More employees are working remotely, making it difficult for supervisors to observe the work hours of nonexempt employees. New work arrangements might necessitate updates to current timekeeping policies and procedures to ensure that nonexempt employees accurately report all hours worked and understand what prior approval, if any, is required to work overtime hours. Employers may want to consider adopting policies that strictly prohibit off-the-clock work and require employees to thoroughly review their time and pay records to ensure accuracy.
Wage and hour claims continue to be among the most frequently filed claims in employment litigation, and related retaliation claims are increasing. Many employee handbooks do not address whom employees should contact with any concerns regarding their hours and pay, which may leave some employers vulnerable to arguments that employees did not have avenues to resolve their complaints. In addition, handbooks containing nonretaliation provisions related to employee complaints about hours or pay may be useful. While such provisions can be found in almost every policy prohibiting discrimination and sexual harassment, they are often forgotten in the context of complaints regarding wages.
Should Some Items Be Kept Separate From the Handbook?

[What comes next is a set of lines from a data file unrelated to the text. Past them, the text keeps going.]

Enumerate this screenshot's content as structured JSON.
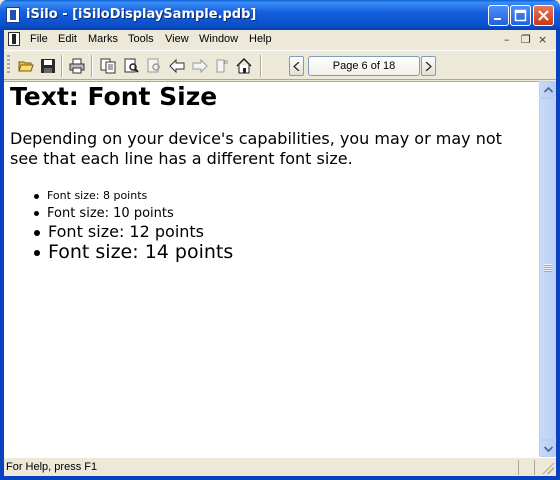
{
  "window": {
    "title": "iSilo - [iSiloDisplaySample.pdb]"
  },
  "menu": {
    "items": [
      "File",
      "Edit",
      "Marks",
      "Tools",
      "View",
      "Window",
      "Help"
    ]
  },
  "toolbar": {
    "icons": [
      "open-folder-icon",
      "save-icon",
      "print-icon",
      "copy-icon",
      "find-icon",
      "find-next-icon",
      "back-arrow-icon",
      "forward-arrow-icon",
      "bookmark-icon",
      "home-icon"
    ],
    "page_label": "Page 6 of 18"
  },
  "content": {
    "heading": "Text: Font Size",
    "paragraph": "Depending on your device's capabilities, you may or may not see that each line has a different font size.",
    "bullets": [
      "Font size: 8 points",
      "Font size: 10 points",
      "Font size: 12 points",
      "Font size: 14 points"
    ]
  },
  "status": {
    "text": "For Help, press F1"
  },
  "colors": {
    "titlebar": "#0a4fc9",
    "window_bg": "#ece9d8",
    "scrollbar": "#c9daf8"
  }
}
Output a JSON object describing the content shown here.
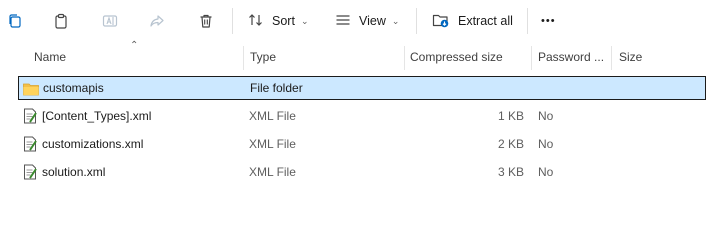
{
  "toolbar": {
    "sort_label": "Sort",
    "view_label": "View",
    "extract_label": "Extract all",
    "more_label": "•••"
  },
  "columns": {
    "name": "Name",
    "type": "Type",
    "compressed": "Compressed size",
    "password": "Password ...",
    "size": "Size"
  },
  "rows": [
    {
      "name": "customapis",
      "type": "File folder",
      "compressed": "",
      "password": "",
      "icon": "folder-icon"
    },
    {
      "name": "[Content_Types].xml",
      "type": "XML File",
      "compressed": "1 KB",
      "password": "No",
      "icon": "xml-file-icon"
    },
    {
      "name": "customizations.xml",
      "type": "XML File",
      "compressed": "2 KB",
      "password": "No",
      "icon": "xml-file-icon"
    },
    {
      "name": "solution.xml",
      "type": "XML File",
      "compressed": "3 KB",
      "password": "No",
      "icon": "xml-file-icon"
    }
  ],
  "colors": {
    "selection": "#cce8ff",
    "folder": "#f3c04a",
    "accent": "#0067c0"
  }
}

Employers may want to consider including a disclaimer at the beginning of their handbooks expressly stating that the handbook does not constitute a contract and reiterating the at-will nature of the employment relationship, which is required in certain states to solidify employment-at-will principles. Moreover, contracts and other legally binding instruments—including noncompete, nonsolicitation, and nondisclosure agreements, as well as arbitration agreements and releases of liability—may be better kept separate from the handbook. This may help to strengthen the handbook’s enforceability and protect the entire handbook from being construed as a contract.